Farm to table design: our growing distance from software creation
The consequences of a disconnection from Production
Farm to Table Food
In today's fast-paced world, we often forget to stop and think about the origins of the things we consume. This is especially true when it comes to our food. We've become so accustomed to the convenience of having everything readily available at our fingertips that we forget about the intricate processes that go into making them.
We no longer have to hunt or gather our food, and we rarely have to think about where it comes from. Instead, we rely on grocery stores and restaurants to provide us with the food we need to survive. This has led to a lack of appreciation for the hard work and dedication that goes into producing the food we eat.
Farm to Table Design

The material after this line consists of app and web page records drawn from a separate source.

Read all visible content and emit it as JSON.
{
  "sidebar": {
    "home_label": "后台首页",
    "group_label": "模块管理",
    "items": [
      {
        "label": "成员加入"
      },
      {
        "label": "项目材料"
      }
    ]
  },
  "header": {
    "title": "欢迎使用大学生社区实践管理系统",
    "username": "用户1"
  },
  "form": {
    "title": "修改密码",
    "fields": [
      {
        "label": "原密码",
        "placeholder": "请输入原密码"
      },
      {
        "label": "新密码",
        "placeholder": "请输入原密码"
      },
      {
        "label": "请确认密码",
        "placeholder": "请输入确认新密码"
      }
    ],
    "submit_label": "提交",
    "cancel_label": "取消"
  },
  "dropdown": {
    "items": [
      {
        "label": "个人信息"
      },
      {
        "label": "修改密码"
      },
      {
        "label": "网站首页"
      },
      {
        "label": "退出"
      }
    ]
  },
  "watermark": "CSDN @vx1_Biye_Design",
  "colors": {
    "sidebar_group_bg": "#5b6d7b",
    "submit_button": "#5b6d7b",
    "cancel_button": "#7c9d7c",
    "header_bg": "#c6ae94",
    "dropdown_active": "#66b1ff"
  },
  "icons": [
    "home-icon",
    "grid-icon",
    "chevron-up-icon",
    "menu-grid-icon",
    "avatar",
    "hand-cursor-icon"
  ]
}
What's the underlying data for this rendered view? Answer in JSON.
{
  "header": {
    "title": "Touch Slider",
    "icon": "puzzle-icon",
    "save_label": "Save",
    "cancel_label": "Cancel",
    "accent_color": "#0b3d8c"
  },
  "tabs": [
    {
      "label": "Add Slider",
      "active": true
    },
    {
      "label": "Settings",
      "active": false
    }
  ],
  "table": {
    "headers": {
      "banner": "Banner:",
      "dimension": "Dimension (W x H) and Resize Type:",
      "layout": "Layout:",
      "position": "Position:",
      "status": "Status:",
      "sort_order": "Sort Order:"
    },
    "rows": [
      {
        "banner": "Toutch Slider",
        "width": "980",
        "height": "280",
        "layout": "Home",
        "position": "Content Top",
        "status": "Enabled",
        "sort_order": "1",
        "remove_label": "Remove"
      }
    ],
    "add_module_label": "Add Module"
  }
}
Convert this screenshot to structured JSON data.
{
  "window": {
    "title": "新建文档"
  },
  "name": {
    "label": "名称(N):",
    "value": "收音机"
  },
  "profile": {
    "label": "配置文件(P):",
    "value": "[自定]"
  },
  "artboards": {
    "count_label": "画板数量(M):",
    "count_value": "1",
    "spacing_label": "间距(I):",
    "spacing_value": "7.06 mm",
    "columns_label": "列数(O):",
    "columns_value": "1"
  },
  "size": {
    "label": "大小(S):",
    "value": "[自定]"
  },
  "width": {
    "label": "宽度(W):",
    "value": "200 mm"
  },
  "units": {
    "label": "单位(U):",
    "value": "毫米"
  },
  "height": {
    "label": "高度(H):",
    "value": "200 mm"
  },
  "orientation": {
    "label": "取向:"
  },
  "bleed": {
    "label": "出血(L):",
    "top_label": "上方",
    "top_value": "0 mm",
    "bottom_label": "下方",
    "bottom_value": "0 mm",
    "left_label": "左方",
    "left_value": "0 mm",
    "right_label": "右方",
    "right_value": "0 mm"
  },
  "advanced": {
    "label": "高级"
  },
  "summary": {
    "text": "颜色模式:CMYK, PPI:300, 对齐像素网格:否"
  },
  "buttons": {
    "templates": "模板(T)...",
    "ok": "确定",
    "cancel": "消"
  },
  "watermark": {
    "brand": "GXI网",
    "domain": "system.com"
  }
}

Similarly, with the rise of technology, we've become increasingly reliant on software to make our lives easier. We use apps and websites to communicate, shop, and entertain ourselves without giving much thought to the complex coding and programming that goes into creating them. We've become so accustomed to the convenience that technology offers, we often forget about the human effort and understanding required to make it all possible.
Tools like ChatGPT (and other large language models) and Webflow have made it easier than ever to create software without having to understand the underlying code. While this is undoubtedly a great convenience, it also risks widening the gap between design and realization of the software, often leading to a lack of comprehension and appreciation for what's happening behind the scenes.
Understanding how it's built
As designers rely more heavily on design and automation tools, the understanding of how their designs get translated into built units through code dwindles. This lack of understanding could influence not only the quality of the design but also the effectiveness of the collaboration between designers and developers.
By understanding the underlying code, designers can anticipate how their designs will be implemented, leading to more informed decisions on layout, typography, and user experiences. Not only does this make designers more effective collaborators with developers, but it also enhances their value within the team by increasing the depth of their skills.
Plenty of resources are available to help designers embarking on the coding journey, with online courses, coding boot camps, and YouTube tutorials providing firm foundations. Ethical Computing: Holding Technology Accountable
Trusting Automation Blindly
Another vital consideration for designers and users alike is the risk of over-relying on automated tools without comprehending their inner workings. As we move further and further away from an intimate understanding of these complex processes, we might unwittingly place excessive trust in their capabilities to produce robust, efficient, and ethical solutions.
A deeper understanding of how these platforms function behind their user-friendly interfaces can help mitigate the risks of blind trust. It allows us to better evaluate the outputs and the potential ethical implications that could emerge from their usage. While we can't all be experts in every technological tool we use, a foundational level of comprehension helps pave the way for a more responsible and informed use of technology.
The Need for Awareness and Responsibility
Everything we consume, from food to technology, has a story originating in human effort and invention. By taking a moment to appreciate the origins of the products we consume, we can develop a greater appreciation for the world. In demanding responsibility from the creators and setting high standards for ethical implications, we can ensure that our reliance on technology also feeds into a better world.